Gorecki provides an example of Armenian submission to Russian demands. Inerevan made the announcement that it was not going to sign a partnership agreement with the European Union at the upcoming Eastern Partnership summit in Vilnius, but was rather going to join the Customs Union of Russia, Belarus and Kazakhstan and would also join the Eurasian Economic Union. This was the result of Russian pressure. Gorecki points out that there is even conjecture that Moscow “has threatened to roll up its informal protective umbrella over Karabakh and turn a blind eye if Baku decides to intervene. Armenia could not go to such a risk.” Armenia is hoping that Russia will intervene, but Moscow is in a difficult predicament. It wants to maintain an alliance with Armenia, but at the same time it does not want to lose its strategic partner, Azerbaijan, to Turkey.

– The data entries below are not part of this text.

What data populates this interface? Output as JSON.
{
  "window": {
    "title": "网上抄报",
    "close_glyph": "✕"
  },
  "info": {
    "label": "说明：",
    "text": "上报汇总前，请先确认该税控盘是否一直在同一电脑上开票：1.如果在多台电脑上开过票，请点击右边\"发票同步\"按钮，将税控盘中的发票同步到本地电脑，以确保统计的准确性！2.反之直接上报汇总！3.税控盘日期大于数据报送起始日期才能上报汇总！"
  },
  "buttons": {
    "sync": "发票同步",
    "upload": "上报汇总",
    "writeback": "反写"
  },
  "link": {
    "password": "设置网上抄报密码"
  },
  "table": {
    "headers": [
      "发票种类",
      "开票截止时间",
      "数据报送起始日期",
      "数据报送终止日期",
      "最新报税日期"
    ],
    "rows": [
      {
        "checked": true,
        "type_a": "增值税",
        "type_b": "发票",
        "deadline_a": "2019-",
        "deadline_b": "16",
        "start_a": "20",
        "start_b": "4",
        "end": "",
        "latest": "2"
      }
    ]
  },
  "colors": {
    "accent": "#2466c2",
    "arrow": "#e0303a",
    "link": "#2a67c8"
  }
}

It is worth noting that if Russia were to spark more enmity with Azerbaijan, that Baku would only get deeper into the embraces of Russia’s historic enemy, Turkey, which is already in a rivalry with Russia over control of the Black Sea. Russia obviously does not want to completely lose a strategic partner to Turkey, although looking at how closely Turkey and Azerbaijan are collaborating against Armenia, this would not be shocking at all. Turkey, obviously, is using the conflict as an opportunity to impose her own will in the Caucasus. By being the main backer of the Azeris, Turkey can then assert itself also as a peace broker. Russia is doing the same thing; hence why both Moscow and Ankara have been both speaking about peace talks.

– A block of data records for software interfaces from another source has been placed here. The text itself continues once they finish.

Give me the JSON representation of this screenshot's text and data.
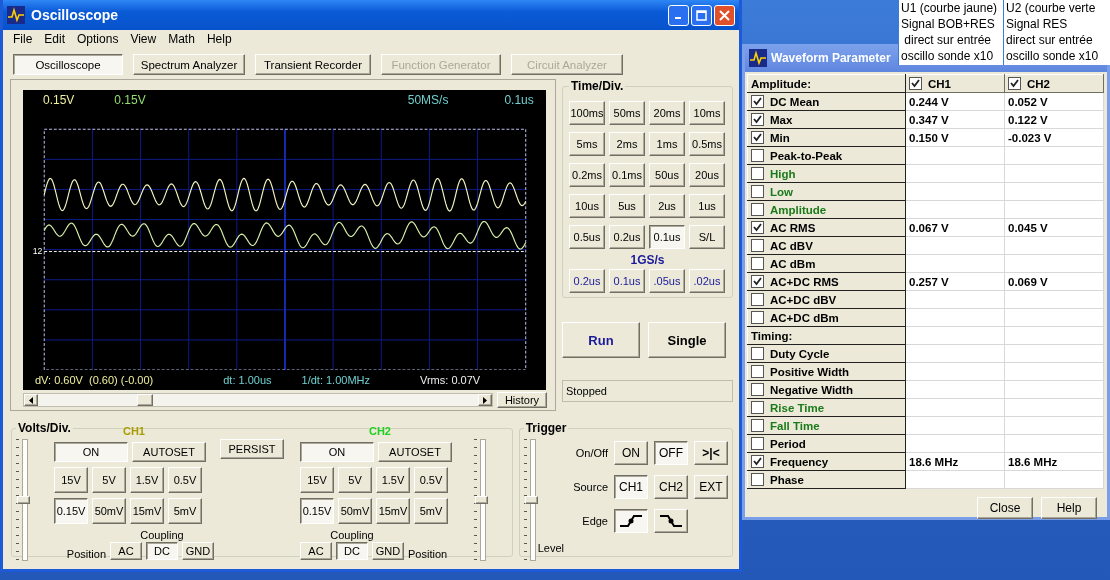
{
  "scope_window": {
    "title": "Oscilloscope"
  },
  "menu": [
    "File",
    "Edit",
    "Options",
    "View",
    "Math",
    "Help"
  ],
  "modes": [
    {
      "label": "Oscilloscope",
      "selected": true,
      "disabled": false
    },
    {
      "label": "Spectrum Analyzer",
      "selected": false,
      "disabled": false
    },
    {
      "label": "Transient Recorder",
      "selected": false,
      "disabled": false
    },
    {
      "label": "Function Generator",
      "selected": false,
      "disabled": true
    },
    {
      "label": "Circuit Analyzer",
      "selected": false,
      "disabled": true
    }
  ],
  "display": {
    "top_labels": [
      {
        "text": "0.15V",
        "color": "#f0f0a0"
      },
      {
        "text": "0.15V",
        "color": "#90e070"
      },
      {
        "text": "50MS/s",
        "color": "#70d0d0"
      },
      {
        "text": "0.1us",
        "color": "#70d0d0"
      }
    ],
    "marker": "12",
    "readouts": [
      {
        "text": "dV: 0.60V  (0.60) (-0.00)",
        "color": "#f0f0a0"
      },
      {
        "text": "dt: 1.00us",
        "color": "#70d0d0"
      },
      {
        "text": "1/dt: 1.00MHz",
        "color": "#70d0d0"
      },
      {
        "text": "Vrms: 0.07V",
        "color": "#f0f0f0"
      }
    ]
  },
  "history_button": "History",
  "time_div": {
    "title": "Time/Div.",
    "buttons": [
      {
        "label": "100ms",
        "selected": false
      },
      {
        "label": "50ms",
        "selected": false
      },
      {
        "label": "20ms",
        "selected": false
      },
      {
        "label": "10ms",
        "selected": false
      },
      {
        "label": "5ms",
        "selected": false
      },
      {
        "label": "2ms",
        "selected": false
      },
      {
        "label": "1ms",
        "selected": false
      },
      {
        "label": "0.5ms",
        "selected": false
      },
      {
        "label": "0.2ms",
        "selected": false
      },
      {
        "label": "0.1ms",
        "selected": false
      },
      {
        "label": "50us",
        "selected": false
      },
      {
        "label": "20us",
        "selected": false
      },
      {
        "label": "10us",
        "selected": false
      },
      {
        "label": "5us",
        "selected": false
      },
      {
        "label": "2us",
        "selected": false
      },
      {
        "label": "1us",
        "selected": false
      },
      {
        "label": "0.5us",
        "selected": false
      },
      {
        "label": "0.2us",
        "selected": false
      },
      {
        "label": "0.1us",
        "selected": true
      },
      {
        "label": "S/L",
        "selected": false
      }
    ],
    "fast_label": "1GS/s",
    "fast_buttons": [
      {
        "label": "0.2us",
        "selected": false
      },
      {
        "label": "0.1us",
        "selected": false
      },
      {
        "label": ".05us",
        "selected": false
      },
      {
        "label": ".02us",
        "selected": false
      }
    ]
  },
  "run_button": "Run",
  "single_button": "Single",
  "status": "Stopped",
  "volts_div": {
    "title": "Volts/Div.",
    "persist": "PERSIST",
    "channels": [
      {
        "name": "CH1",
        "color": "#a89c00",
        "on": {
          "label": "ON",
          "selected": true
        },
        "autoset": "AUTOSET",
        "volts": [
          {
            "label": "15V",
            "selected": false
          },
          {
            "label": "5V",
            "selected": false
          },
          {
            "label": "1.5V",
            "selected": false
          },
          {
            "label": "0.5V",
            "selected": false
          },
          {
            "label": "0.15V",
            "selected": true
          },
          {
            "label": "50mV",
            "selected": false
          },
          {
            "label": "15mV",
            "selected": false
          },
          {
            "label": "5mV",
            "selected": false
          }
        ],
        "coupling_label": "Coupling",
        "coupling": [
          {
            "label": "AC",
            "selected": false
          },
          {
            "label": "DC",
            "selected": true
          },
          {
            "label": "GND",
            "selected": false
          }
        ],
        "position_label": "Position",
        "level": 0.5
      },
      {
        "name": "CH2",
        "color": "#20d020",
        "on": {
          "label": "ON",
          "selected": true
        },
        "autoset": "AUTOSET",
        "volts": [
          {
            "label": "15V",
            "selected": false
          },
          {
            "label": "5V",
            "selected": false
          },
          {
            "label": "1.5V",
            "selected": false
          },
          {
            "label": "0.5V",
            "selected": false
          },
          {
            "label": "0.15V",
            "selected": true
          },
          {
            "label": "50mV",
            "selected": false
          },
          {
            "label": "15mV",
            "selected": false
          },
          {
            "label": "5mV",
            "selected": false
          }
        ],
        "coupling_label": "Coupling",
        "coupling": [
          {
            "label": "AC",
            "selected": false
          },
          {
            "label": "DC",
            "selected": true
          },
          {
            "label": "GND",
            "selected": false
          }
        ],
        "position_label": "Position",
        "level": 0.5
      }
    ]
  },
  "trigger": {
    "title": "Trigger",
    "onoff_label": "On/Off",
    "onoff": [
      {
        "label": "ON",
        "selected": false
      },
      {
        "label": "OFF",
        "selected": true
      }
    ],
    "center_button": ">|<",
    "source_label": "Source",
    "sources": [
      {
        "label": "CH1",
        "selected": true
      },
      {
        "label": "CH2",
        "selected": false
      },
      {
        "label": "EXT",
        "selected": false
      }
    ],
    "edge_label": "Edge",
    "edges": [
      {
        "kind": "rising",
        "selected": true
      },
      {
        "kind": "falling",
        "selected": false
      }
    ],
    "level_label": "Level",
    "level": 0.5
  },
  "notes": [
    [
      "U1 (courbe jaune)",
      "Signal BOB+RES",
      " direct sur entrée",
      "oscillo sonde x10"
    ],
    [
      "U2 (courbe verte",
      "Signal RES",
      "direct sur entrée",
      "oscillo sonde x10"
    ]
  ],
  "params_window": {
    "title": "Waveform Parameter",
    "header": "Amplitude:",
    "columns": [
      {
        "label": "CH1",
        "checked": true
      },
      {
        "label": "CH2",
        "checked": true
      }
    ],
    "rows": [
      {
        "kind": "param",
        "label": "DC  Mean",
        "checked": true,
        "values": [
          "0.244 V",
          "0.052 V"
        ]
      },
      {
        "kind": "param",
        "label": "Max",
        "checked": true,
        "values": [
          "0.347 V",
          "0.122 V"
        ]
      },
      {
        "kind": "param",
        "label": "Min",
        "checked": true,
        "values": [
          "0.150 V",
          "-0.023 V"
        ]
      },
      {
        "kind": "param",
        "label": "Peak-to-Peak",
        "checked": false
      },
      {
        "kind": "param",
        "label": "High",
        "checked": false,
        "color": "#1a7a1a"
      },
      {
        "kind": "param",
        "label": "Low",
        "checked": false,
        "color": "#1a7a1a"
      },
      {
        "kind": "param",
        "label": "Amplitude",
        "checked": false,
        "color": "#1a7a1a"
      },
      {
        "kind": "param",
        "label": "AC RMS",
        "checked": true,
        "values": [
          "0.067 V",
          "0.045 V"
        ]
      },
      {
        "kind": "param",
        "label": "AC dBV",
        "checked": false
      },
      {
        "kind": "param",
        "label": "AC dBm",
        "checked": false
      },
      {
        "kind": "param",
        "label": "AC+DC RMS",
        "checked": true,
        "values": [
          "0.257 V",
          "0.069 V"
        ]
      },
      {
        "kind": "param",
        "label": "AC+DC dBV",
        "checked": false
      },
      {
        "kind": "param",
        "label": "AC+DC dBm",
        "checked": false
      },
      {
        "kind": "section",
        "label": "Timing:"
      },
      {
        "kind": "param",
        "label": "Duty Cycle",
        "checked": false
      },
      {
        "kind": "param",
        "label": "Positive Width",
        "checked": false
      },
      {
        "kind": "param",
        "label": "Negative Width",
        "checked": false
      },
      {
        "kind": "param",
        "label": "Rise Time",
        "checked": false,
        "color": "#1a7a1a"
      },
      {
        "kind": "param",
        "label": "Fall Time",
        "checked": false,
        "color": "#1a7a1a"
      },
      {
        "kind": "param",
        "label": "Period",
        "checked": false
      },
      {
        "kind": "param",
        "label": "Frequency",
        "checked": true,
        "values": [
          "18.6 MHz",
          "18.6 MHz"
        ]
      },
      {
        "kind": "param",
        "label": "Phase",
        "checked": false
      }
    ],
    "buttons": [
      "Close",
      "Help"
    ]
  }
}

Ultimately it is not about peace, but about capitalizing on war in order to take control of the chaos; for the ones who control the chaos are the ones with power. What you have here is nothing new: two poor countries going to war with each other, and two powerful countries (Russia and Turkey) working to encroach on the regions of violence to expand their own zone of influence, control the belligerent parties, and expand hegemony. The ones who can dictate peace can also destroy peace, and this is one reality we should come to grips with when observing such conflicts. What Turkey is doing, in the words of Gorecki, is “in line with the assertive policy of Recep Tayyip Erdoğan, which is also observed in the Eastern Mediterranean, around Cyprus, Greece, Idlib (Syria), Libya and the Horn of Africa. All this meets the assumptions of the Mavi Vatan (Blue Motherland) doctrine, i.e. the maritime perspective of Ankara’s foreign policy. The Turks sincerely believe that this is a defense doctrine.” While Turkey is a member of the Minsk OSCE Group, she is not one of its co-chairmen. Thus, Turkey has to exert her efforts as an Eastern hegemony to the point that she has to be given a final say so, be it in peace talks in the South Caucasus, or in Libya or in Syria.

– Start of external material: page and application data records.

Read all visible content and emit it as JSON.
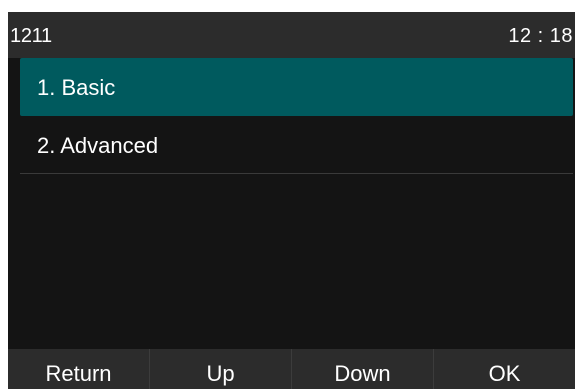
{
  "status_bar": {
    "account": "1211",
    "time": "12 : 18"
  },
  "menu": {
    "items": [
      {
        "label": "1.  Basic",
        "selected": true
      },
      {
        "label": "2.  Advanced",
        "selected": false
      }
    ]
  },
  "softkeys": {
    "return_label": "Return",
    "up_label": "Up",
    "down_label": "Down",
    "ok_label": "OK"
  },
  "colors": {
    "screen_background": "#141414",
    "bar_background": "#2c2c2c",
    "selection_highlight": "#005a5e",
    "text": "#ffffff"
  }
}
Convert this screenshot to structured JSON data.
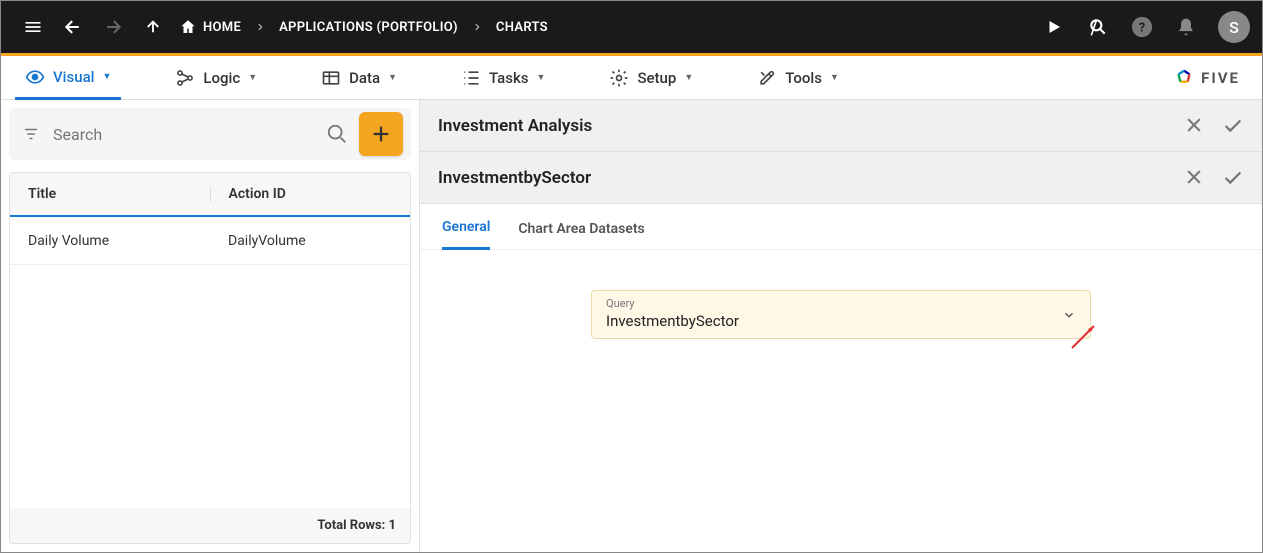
{
  "topbar": {
    "breadcrumbs": {
      "home": "HOME",
      "apps": "APPLICATIONS (PORTFOLIO)",
      "charts": "CHARTS"
    },
    "avatar_letter": "S"
  },
  "maintabs": {
    "visual": "Visual",
    "logic": "Logic",
    "data": "Data",
    "tasks": "Tasks",
    "setup": "Setup",
    "tools": "Tools"
  },
  "brand": "FIVE",
  "left": {
    "search_placeholder": "Search",
    "columns": {
      "title": "Title",
      "action": "Action ID"
    },
    "rows": [
      {
        "title": "Daily Volume",
        "action": "DailyVolume"
      }
    ],
    "footer": "Total Rows: 1"
  },
  "detail": {
    "header1": "Investment Analysis",
    "header2": "InvestmentbySector",
    "tabs": {
      "general": "General",
      "datasets": "Chart Area Datasets"
    },
    "query_label": "Query",
    "query_value": "InvestmentbySector"
  }
}
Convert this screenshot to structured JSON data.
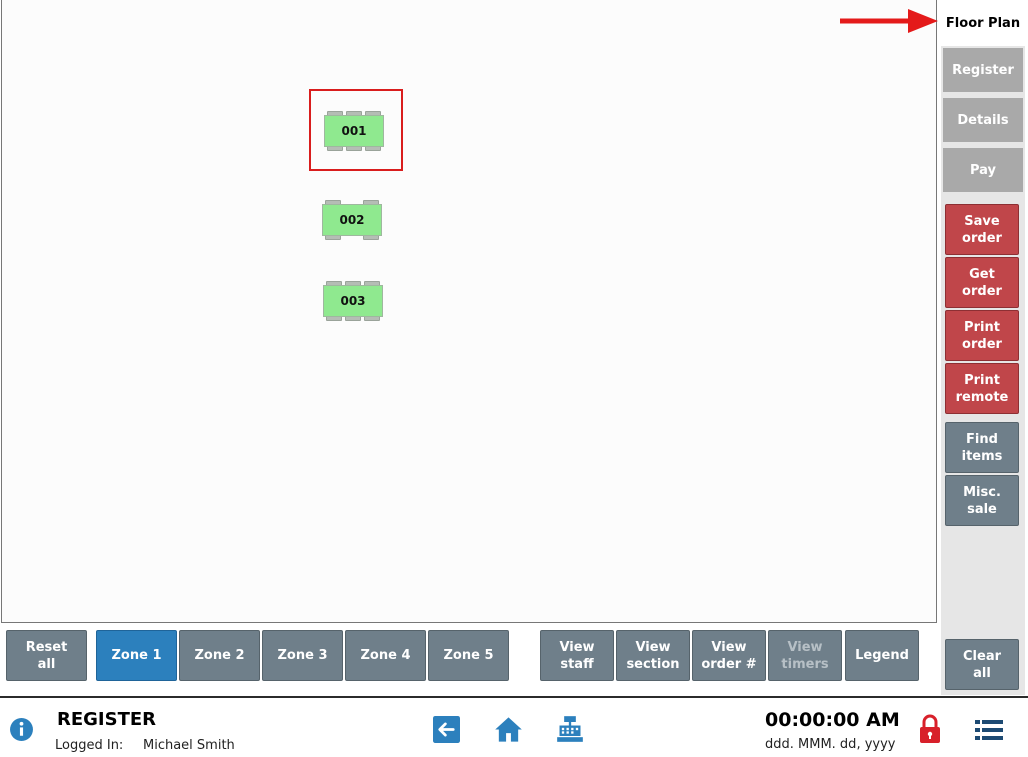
{
  "sidebar": {
    "tabs": [
      {
        "label": "Floor Plan"
      },
      {
        "label": "Register"
      },
      {
        "label": "Details"
      },
      {
        "label": "Pay"
      }
    ],
    "order_buttons": [
      {
        "label": "Save\norder"
      },
      {
        "label": "Get\norder"
      },
      {
        "label": "Print\norder"
      },
      {
        "label": "Print\nremote"
      }
    ],
    "item_buttons": [
      {
        "label": "Find\nitems"
      },
      {
        "label": "Misc.\nsale"
      }
    ],
    "clear_all_label": "Clear\nall"
  },
  "floor": {
    "tables": [
      {
        "number": "001"
      },
      {
        "number": "002"
      },
      {
        "number": "003"
      }
    ],
    "table_color": "#8fe98f",
    "selection_color": "#d91d1d"
  },
  "toolbar": {
    "reset_all": "Reset\nall",
    "zones": [
      {
        "label": "Zone 1"
      },
      {
        "label": "Zone 2"
      },
      {
        "label": "Zone 3"
      },
      {
        "label": "Zone 4"
      },
      {
        "label": "Zone 5"
      }
    ],
    "active_zone": "Zone 1",
    "views": [
      {
        "label": "View\nstaff"
      },
      {
        "label": "View\nsection"
      },
      {
        "label": "View\norder #"
      },
      {
        "label": "View\ntimers"
      },
      {
        "label": "Legend"
      }
    ]
  },
  "footer": {
    "title": "REGISTER",
    "logged_in_label": "Logged In:",
    "user_name": "Michael Smith",
    "clock": "00:00:00 AM",
    "date": "ddd. MMM. dd, yyyy",
    "icons": [
      "info-icon",
      "back-arrow-icon",
      "home-icon",
      "cash-register-icon",
      "lock-icon",
      "menu-list-icon"
    ]
  },
  "colors": {
    "accent_blue": "#2c80bd",
    "order_red": "#c0464a",
    "button_gray": "#6f7f8a",
    "tab_gray": "#a9a9a9",
    "annotation_red": "#e41a1a"
  }
}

Both Russia and Turkey have their interests in the South Caucasus, and that is the interest of control and power. They are both pursuing hegemony through working to control the conflict. But the question lies, are they going to share this power? Neither Russia nor Turkey will relinquish power without the prospect of war. If one country lets go, it will only be a sign of coming conflict, just as Russia allowing the Austro-Hungarians to annex Bosnia was a presaging sign of conflict which eventually escalated into the First World War. The black blood that seeps from the fields of Baku and that runs through pipelines adjacent to the field of battle on Nagorno-Karabakh, this is the material aim of all of the outside involvement in the chaos. While Armenians fight for the idea of their homeland, the idea of Armenia, and Azerbaijanis fight for their own nationalist and Islamist ideals, exterior powers will squeeze both countries of that black substance for which all the earth rests, and yet kills.